Dustjacket of original, hardcover edition
|Publisher||Prelude Press, Los Angeles|
|158/.092/2 B 21|
|LC Class||BP605.M68 M39 1994|
Life 102: What to Do When Your Guru Sues You is a controversial book by the best-selling self-help author Peter McWilliams. Couched in the tone of the author's Life 101 self-help books, it levels a series of allegations against John-Roger (Roger Delano Hinkins), founder of the Movement of Spiritual Inner Awareness (MSIA) and Insight Seminars.
These allegations caused the book, self-published in 1994 under McWilliams' Prelude Press imprint, to itself become the subject of litigation for libel. Remaining copies were withdrawn from sale. The volume discusses in detail McWilliams's own experiences over a 15-year period:
As much as we like to think that we are independent-minded, free-willed, autonomous individuals, the fact remains that some part of us is still susceptible to programming.
Programming can happen to anyone. Intelligence, education, common sense, belief, or convictions offer little protection. All it takes is repetition (the slow route) or vulnerability (the fast route) and, eventually, we're hooked. Master programmers - from cult leaders to cigarette companies to government agencies - do both, as often as possible, whether you like it or not.
Ironically, the more immune to programming you think you are, the more susceptible you become.
McWilliams describes his struggle with depression, and claims that Hinkins promised him "spiritual healing" in exchange for crediting "John-Roger" as co-author of a series of self-improvement manuals which later made the New York Times best-seller lists.
Hinkins sued McWiliams for libel, and in due course obtained full rights to Life 102. The volume has been out of print ever since. When the book later appeared on another website without permission, McWilliams sent a notarized letter requesting the site owner remove it:
[T]he content of the book is no longer one with which I would like to have my name associated. [...] When I left MSIA, I thought it was John-Roger who deceived me, so my anger poured out, rather lavishly, on him. In fact, the larger deception was that there is a God at all, and for that I have a lot more people and institutions to blame than John-Roger [...] As "religious leaders" go, John-Roger is on the benign side.
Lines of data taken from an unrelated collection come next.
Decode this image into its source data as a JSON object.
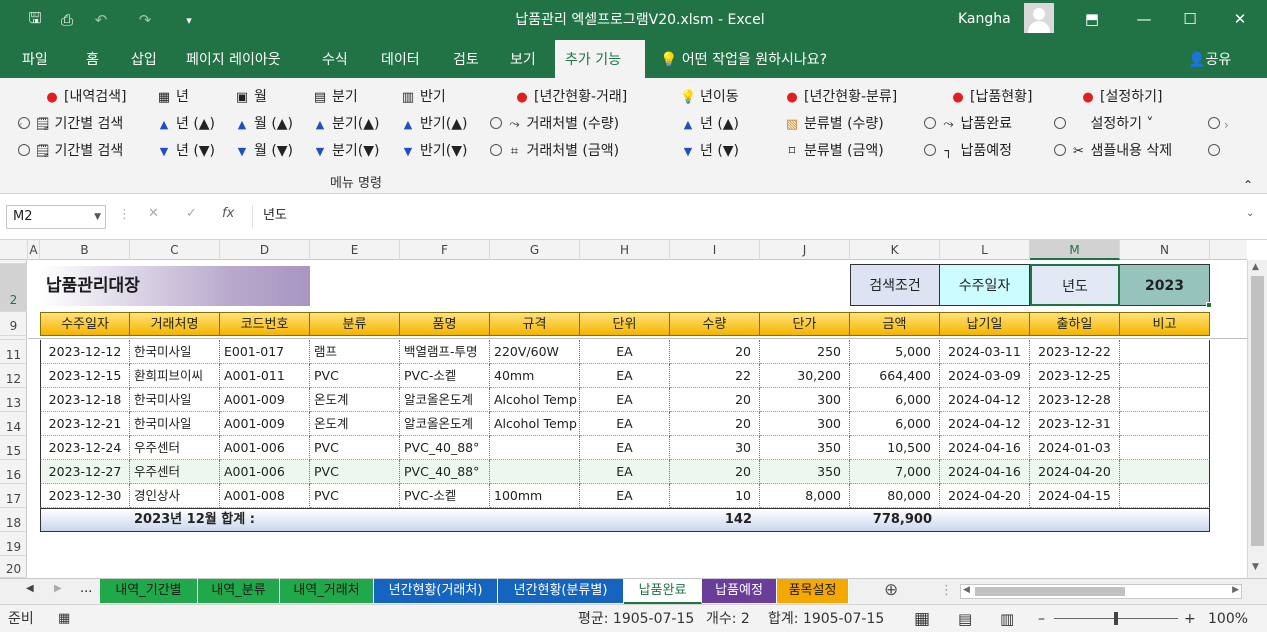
{
  "app": {
    "title": "납품관리 엑셀프로그램V20.xlsm  -  Excel",
    "user": "Kangha"
  },
  "ribbon_tabs": [
    "파일",
    "홈",
    "삽입",
    "페이지 레이아웃",
    "수식",
    "데이터",
    "검토",
    "보기",
    "추가 기능"
  ],
  "tell_me": "어떤 작업을 원하시나요?",
  "share": "공유",
  "ribbon": {
    "col1": [
      "[내역검색]",
      "기간별 검색",
      "기간별 검색"
    ],
    "col2": [
      "년",
      "년 (▲)",
      "년 (▼)"
    ],
    "col3": [
      "월",
      "월 (▲)",
      "월 (▼)"
    ],
    "col4": [
      "분기",
      "분기(▲)",
      "분기(▼)"
    ],
    "col5": [
      "반기",
      "반기(▲)",
      "반기(▼)"
    ],
    "col6": [
      "[년간현황-거래]",
      "거래처별 (수량)",
      "거래처별 (금액)"
    ],
    "col7": [
      "년이동",
      "년 (▲)",
      "년 (▼)"
    ],
    "col8": [
      "[년간현황-분류]",
      "분류별 (수량)",
      "분류별 (금액)"
    ],
    "col9": [
      "[납품현황]",
      "납품완료",
      "납품예정"
    ],
    "col10": [
      "[설정하기]",
      "설정하기 ˅",
      "샘플내용 삭제"
    ],
    "group_label": "메뉴 명령"
  },
  "formula": {
    "name_box": "M2",
    "value": "년도"
  },
  "columns": [
    "A",
    "B",
    "C",
    "D",
    "E",
    "F",
    "G",
    "H",
    "I",
    "J",
    "K",
    "L",
    "M",
    "N"
  ],
  "rows": [
    "1",
    "2",
    "9",
    "10",
    "11",
    "12",
    "13",
    "14",
    "15",
    "16",
    "17",
    "18",
    "19",
    "20"
  ],
  "sheet": {
    "title": "납품관리대장",
    "search_label": "검색조건",
    "search_field": "수주일자",
    "year_label": "년도",
    "year_value": "2023",
    "headers": [
      "수주일자",
      "거래처명",
      "코드번호",
      "분류",
      "품명",
      "규격",
      "단위",
      "수량",
      "단가",
      "금액",
      "납기일",
      "출하일",
      "비고"
    ],
    "data": [
      [
        "2023-12-12",
        "한국미사일",
        "E001-017",
        "램프",
        "백열램프-투명",
        "220V/60W",
        "EA",
        "20",
        "250",
        "5,000",
        "2024-03-11",
        "2023-12-22",
        ""
      ],
      [
        "2023-12-15",
        "환희피브이씨",
        "A001-011",
        "PVC",
        "PVC-소켙",
        "40mm",
        "EA",
        "22",
        "30,200",
        "664,400",
        "2024-03-09",
        "2023-12-25",
        ""
      ],
      [
        "2023-12-18",
        "한국미사일",
        "A001-009",
        "온도계",
        "알코올온도계",
        "Alcohol Temp",
        "EA",
        "20",
        "300",
        "6,000",
        "2024-04-12",
        "2023-12-28",
        ""
      ],
      [
        "2023-12-21",
        "한국미사일",
        "A001-009",
        "온도계",
        "알코올온도계",
        "Alcohol Temp",
        "EA",
        "20",
        "300",
        "6,000",
        "2024-04-12",
        "2023-12-31",
        ""
      ],
      [
        "2023-12-24",
        "우주센터",
        "A001-006",
        "PVC",
        "PVC_40_88°",
        "",
        "EA",
        "30",
        "350",
        "10,500",
        "2024-04-16",
        "2024-01-03",
        ""
      ],
      [
        "2023-12-27",
        "우주센터",
        "A001-006",
        "PVC",
        "PVC_40_88°",
        "",
        "EA",
        "20",
        "350",
        "7,000",
        "2024-04-16",
        "2024-04-20",
        ""
      ],
      [
        "2023-12-30",
        "경인상사",
        "A001-008",
        "PVC",
        "PVC-소켙",
        "100mm",
        "EA",
        "10",
        "8,000",
        "80,000",
        "2024-04-20",
        "2024-04-15",
        ""
      ]
    ],
    "total_label": "2023년 12월 합계  :",
    "total_qty": "142",
    "total_amount": "778,900"
  },
  "sheet_tabs": [
    {
      "label": "내역_기간별",
      "color": "#21a84a",
      "text": "#1a1a1a"
    },
    {
      "label": "내역_분류",
      "color": "#21a84a",
      "text": "#1a1a1a"
    },
    {
      "label": "내역_거래처",
      "color": "#21a84a",
      "text": "#1a1a1a"
    },
    {
      "label": "년간현황(거래처)",
      "color": "#1565c0",
      "text": "#ffffff"
    },
    {
      "label": "년간현황(분류별)",
      "color": "#1565c0",
      "text": "#ffffff"
    },
    {
      "label": "납품완료",
      "color": "#ffffff",
      "text": "#217346"
    },
    {
      "label": "납품예정",
      "color": "#6a3d9a",
      "text": "#ffffff"
    },
    {
      "label": "품목설정",
      "color": "#f5a800",
      "text": "#1a1a1a"
    }
  ],
  "status": {
    "ready": "준비",
    "average": "평균: 1905-07-15",
    "count": "개수: 2",
    "sum": "합계: 1905-07-15",
    "zoom": "100%"
  }
}
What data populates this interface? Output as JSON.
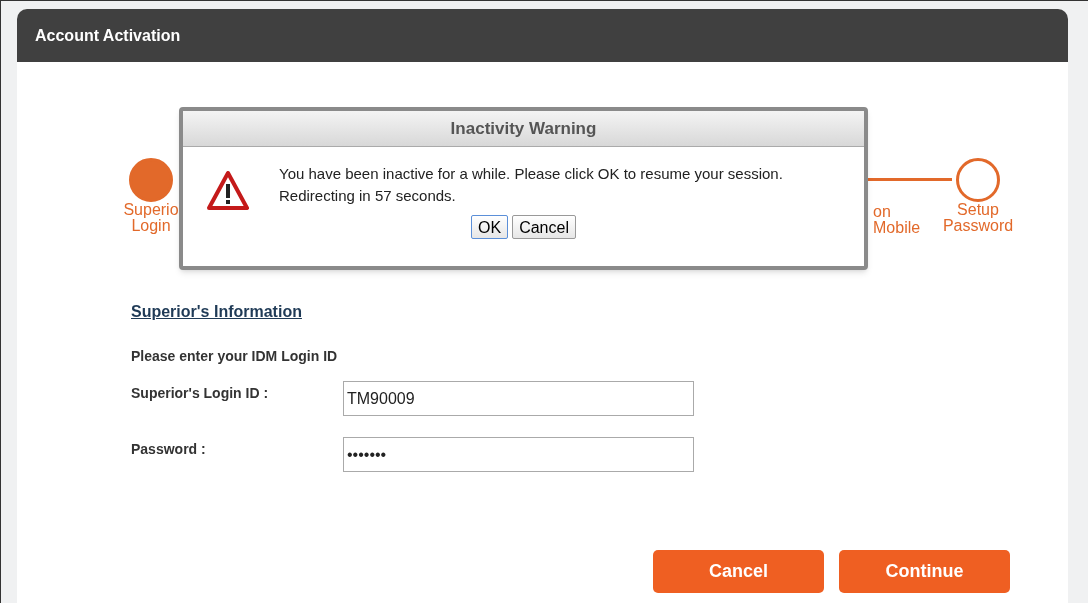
{
  "panel": {
    "title": "Account Activation"
  },
  "steps": [
    {
      "label": [
        "Superio",
        "Login"
      ],
      "completed": true
    },
    {
      "label": [
        "on",
        "Mobile"
      ]
    },
    {
      "label": [
        "Setup",
        "Password"
      ],
      "completed": false
    }
  ],
  "form": {
    "heading": "Superior's Information",
    "instruction": "Please enter your IDM Login ID",
    "fields": [
      {
        "label": "Superior's Login ID :",
        "value": "TM90009"
      },
      {
        "label": "Password :",
        "value": "•••••••"
      }
    ],
    "buttons": [
      "Cancel",
      "Continue"
    ]
  },
  "dialog": {
    "title": "Inactivity Warning",
    "message": [
      "You have been inactive for a while. Please click OK to resume your session.",
      "Redirecting in 57 seconds."
    ],
    "buttons": [
      {
        "label": "OK",
        "focused": true
      },
      {
        "label": "Cancel",
        "focused": false
      }
    ]
  }
}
As I see it, the Pope, for example, is far, far more dangerous.
McWilliams died in June 2000.